  5. There’s no shame in medication. Don’t hold out until you are 39 like my husband did. If the first pills don’t work, try another, and another.
  6. Psychotherapy which involves any revelations of deep, dark secrets didn’t work for us. There is a freudian style of psychotherapy which tends to look for events in the past to blame for the current predicament. Not only does it drive a wedge between you and your family (because the parents almost inevitably get the blame), it can also drive in your feelings that you are a victim of the world, and you can be lost in a mire of self-pity, which only gets worse. We’ve both been there, and we realised it made us pathetic whiny little wimps blaming the world for our problems. (The advice doesn’t count for anyone who remembers abuse, trauma, ptsd and the like, and many people may find it helpful. We just didn’t though.)

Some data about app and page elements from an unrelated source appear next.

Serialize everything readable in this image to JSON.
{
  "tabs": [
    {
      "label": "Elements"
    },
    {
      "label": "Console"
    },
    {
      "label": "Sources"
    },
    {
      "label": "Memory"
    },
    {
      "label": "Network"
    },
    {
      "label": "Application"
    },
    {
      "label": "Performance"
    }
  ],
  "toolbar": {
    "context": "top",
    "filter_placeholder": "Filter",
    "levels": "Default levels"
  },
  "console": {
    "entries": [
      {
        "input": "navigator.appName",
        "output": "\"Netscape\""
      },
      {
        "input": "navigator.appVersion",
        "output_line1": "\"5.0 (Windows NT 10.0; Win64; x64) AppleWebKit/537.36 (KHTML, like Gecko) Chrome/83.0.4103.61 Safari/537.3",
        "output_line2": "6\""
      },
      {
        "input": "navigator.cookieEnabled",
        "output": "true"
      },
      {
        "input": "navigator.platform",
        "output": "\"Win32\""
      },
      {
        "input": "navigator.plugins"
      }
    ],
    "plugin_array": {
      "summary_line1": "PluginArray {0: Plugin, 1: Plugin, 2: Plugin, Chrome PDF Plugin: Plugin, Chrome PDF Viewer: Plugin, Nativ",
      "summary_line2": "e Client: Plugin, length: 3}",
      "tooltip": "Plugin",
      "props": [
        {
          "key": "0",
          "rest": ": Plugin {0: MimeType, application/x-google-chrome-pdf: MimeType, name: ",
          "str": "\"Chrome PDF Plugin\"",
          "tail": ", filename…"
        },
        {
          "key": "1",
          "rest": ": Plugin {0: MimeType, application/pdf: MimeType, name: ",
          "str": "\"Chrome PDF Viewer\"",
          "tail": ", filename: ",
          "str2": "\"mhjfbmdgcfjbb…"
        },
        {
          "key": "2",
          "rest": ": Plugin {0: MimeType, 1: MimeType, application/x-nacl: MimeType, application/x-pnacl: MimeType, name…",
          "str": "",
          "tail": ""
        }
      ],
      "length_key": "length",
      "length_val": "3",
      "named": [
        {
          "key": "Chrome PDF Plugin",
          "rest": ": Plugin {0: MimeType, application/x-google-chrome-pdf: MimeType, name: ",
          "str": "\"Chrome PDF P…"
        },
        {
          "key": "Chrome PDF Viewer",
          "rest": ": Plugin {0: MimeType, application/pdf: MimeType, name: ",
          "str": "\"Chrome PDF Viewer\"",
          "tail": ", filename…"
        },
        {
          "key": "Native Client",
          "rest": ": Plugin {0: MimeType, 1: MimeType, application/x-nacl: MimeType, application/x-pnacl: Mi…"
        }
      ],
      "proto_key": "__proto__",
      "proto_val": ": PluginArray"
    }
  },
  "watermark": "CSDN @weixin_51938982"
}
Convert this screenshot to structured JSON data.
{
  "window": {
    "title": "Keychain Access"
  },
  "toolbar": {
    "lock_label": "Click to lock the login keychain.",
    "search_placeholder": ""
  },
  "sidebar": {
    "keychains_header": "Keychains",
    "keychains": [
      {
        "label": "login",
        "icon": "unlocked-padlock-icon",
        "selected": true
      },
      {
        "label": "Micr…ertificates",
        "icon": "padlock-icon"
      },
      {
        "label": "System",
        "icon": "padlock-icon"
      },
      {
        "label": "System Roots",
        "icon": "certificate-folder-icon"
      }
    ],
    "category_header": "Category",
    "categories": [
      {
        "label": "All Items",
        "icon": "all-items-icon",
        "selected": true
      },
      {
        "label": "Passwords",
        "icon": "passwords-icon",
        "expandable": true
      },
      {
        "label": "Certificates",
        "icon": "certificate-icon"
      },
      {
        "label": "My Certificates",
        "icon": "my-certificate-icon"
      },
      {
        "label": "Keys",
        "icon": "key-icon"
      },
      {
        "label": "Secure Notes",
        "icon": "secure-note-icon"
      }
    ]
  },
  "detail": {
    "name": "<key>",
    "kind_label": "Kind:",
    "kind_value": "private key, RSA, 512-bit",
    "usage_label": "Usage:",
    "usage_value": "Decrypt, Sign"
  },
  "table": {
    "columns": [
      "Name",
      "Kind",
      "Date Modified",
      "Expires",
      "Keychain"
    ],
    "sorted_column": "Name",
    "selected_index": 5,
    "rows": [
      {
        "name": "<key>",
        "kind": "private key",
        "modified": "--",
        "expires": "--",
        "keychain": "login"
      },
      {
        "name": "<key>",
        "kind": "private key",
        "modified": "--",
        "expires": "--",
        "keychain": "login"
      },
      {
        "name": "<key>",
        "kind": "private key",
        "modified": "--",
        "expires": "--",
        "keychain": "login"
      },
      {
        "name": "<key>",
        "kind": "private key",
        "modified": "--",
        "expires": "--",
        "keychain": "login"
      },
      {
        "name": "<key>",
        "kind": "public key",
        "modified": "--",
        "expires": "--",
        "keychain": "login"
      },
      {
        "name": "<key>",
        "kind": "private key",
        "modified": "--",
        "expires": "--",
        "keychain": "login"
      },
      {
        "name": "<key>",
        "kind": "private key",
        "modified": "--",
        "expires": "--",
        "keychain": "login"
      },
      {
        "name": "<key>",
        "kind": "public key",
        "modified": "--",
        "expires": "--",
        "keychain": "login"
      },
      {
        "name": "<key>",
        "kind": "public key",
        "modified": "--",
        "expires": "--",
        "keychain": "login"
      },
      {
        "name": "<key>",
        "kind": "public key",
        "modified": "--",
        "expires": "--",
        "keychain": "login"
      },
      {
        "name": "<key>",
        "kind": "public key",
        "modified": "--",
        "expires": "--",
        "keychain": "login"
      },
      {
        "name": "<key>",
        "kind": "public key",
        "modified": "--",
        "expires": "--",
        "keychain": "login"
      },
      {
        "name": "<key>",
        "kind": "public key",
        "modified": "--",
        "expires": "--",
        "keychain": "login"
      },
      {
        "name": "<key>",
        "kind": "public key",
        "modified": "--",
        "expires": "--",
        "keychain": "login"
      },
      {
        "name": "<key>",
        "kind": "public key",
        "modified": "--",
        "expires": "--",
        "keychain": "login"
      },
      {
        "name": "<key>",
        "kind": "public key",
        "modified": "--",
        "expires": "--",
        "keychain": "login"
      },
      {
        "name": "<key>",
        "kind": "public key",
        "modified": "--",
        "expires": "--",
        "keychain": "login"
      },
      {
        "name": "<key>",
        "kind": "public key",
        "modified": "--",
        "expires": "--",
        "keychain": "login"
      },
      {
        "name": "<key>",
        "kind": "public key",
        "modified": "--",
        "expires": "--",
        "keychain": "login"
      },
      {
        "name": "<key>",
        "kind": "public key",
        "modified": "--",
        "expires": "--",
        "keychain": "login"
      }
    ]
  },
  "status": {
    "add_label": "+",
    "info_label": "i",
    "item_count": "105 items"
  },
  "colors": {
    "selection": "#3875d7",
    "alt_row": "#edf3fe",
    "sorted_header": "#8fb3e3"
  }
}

  7. Recognise spirals. Spirals are when your depression or anxiety feeds on itself. Recent example of a thought spiral by my middle daughter: she’s missed a year of school, so she’s freaking out about school, so she freaks out more about school. Then she’s angry at herself because she’s caused herself to miss so much school, and she’s useless, and now she can’t sleep, and she’s a terrible person because she can’t sleep, and, and, and… So you can see, she was punishing herself for her symptoms, which just got worse and worse until she was catatonic. If you get into a spiral, distract yourself or seek help.
  8. Find things that settle you down. Breathing exercises, exercise, gardening, reading, listening to music, finding someone to have a good, logical argument with on twitter – hey, whatever works for you. I go outside and look at the sky through gum leaves or take the dogs for a walk.
  9. Phone a friend. If you have supportive friends – even just one supportive friend – you’ve got a wonderful asset. If you recognise you’re in a bad space, reach out by phone, twitter, email, whatever. Twitter is a marvellous way of finding like minded people without having to actually speak to them face to face.
  10. Know the shape of thine enemy. Much easier by the time you reach middle age, but once you know your stereotyped responses you can cut them off at the pass. Once you can see that you’re heading for a crash, call a friend, see a doctor, use your distraction strategies.
  11. Don’t let it define you. You’re a person with a problem, not a list of symptoms on a freaking check list.
  12. Humour. This is easier with neuroses than depression. Either way, don’t take it too seriously. If you can manage to step outside yourself and see humour or irony in your situation, you can take the sting out.
  13. Try everything. By which, I mean go to the net, see what has helped other people and do it.
  14. Don’t self medicate with pot. Been there, done that, got the postcard. Counterproductive.
  15. If you feel you have no friends and you’re lost in a horrible swamp of depression, you are allowed to go to hospital and ask for emergency help there. That’s something I wish I knew as I was making angels in the Canberra frost in the wee hours of the morning.

Okay, now a bit of advice for people who consider themselves to be normals

  1. Can it with the fucking stigma. If it weren’t for people with mental health issues, we wouldn’t have comedy. We wouldn’t have a lot of writing. If it weren’t for autists, we wouldn’t have the internets. Seriously.
  2. Don’t give up on someone. I’ll be honest, being a friend of someone with issues can be a drag. Sometimes you can see them digging themselves into the same bloody hole they did last time. They might always complain about the same thing. Yeah, that’s what they do. Love the person for who they are. Find other things to talk about. Go to movies. Take them out of themselves.
  3. For Christ’s sake, don’t patronise. Yeah, that actually goes for anyone. Especially doctors. Because if you dig out the DSM V, you’ll find an exaggerated version of just about everyone you know.
  4. If you see someone in a spiral, offer help. It’s a pain in the butt but you know you’ll kick yourself if they do something stupid. Don’t do what I did when the old friend turned up with a bunch of stuff he’d borrowed, yellow and pale because he was committing slow suicide by starving himself. I just took my stuff, too shocked to talk. Luckily he had better friends who looked after him.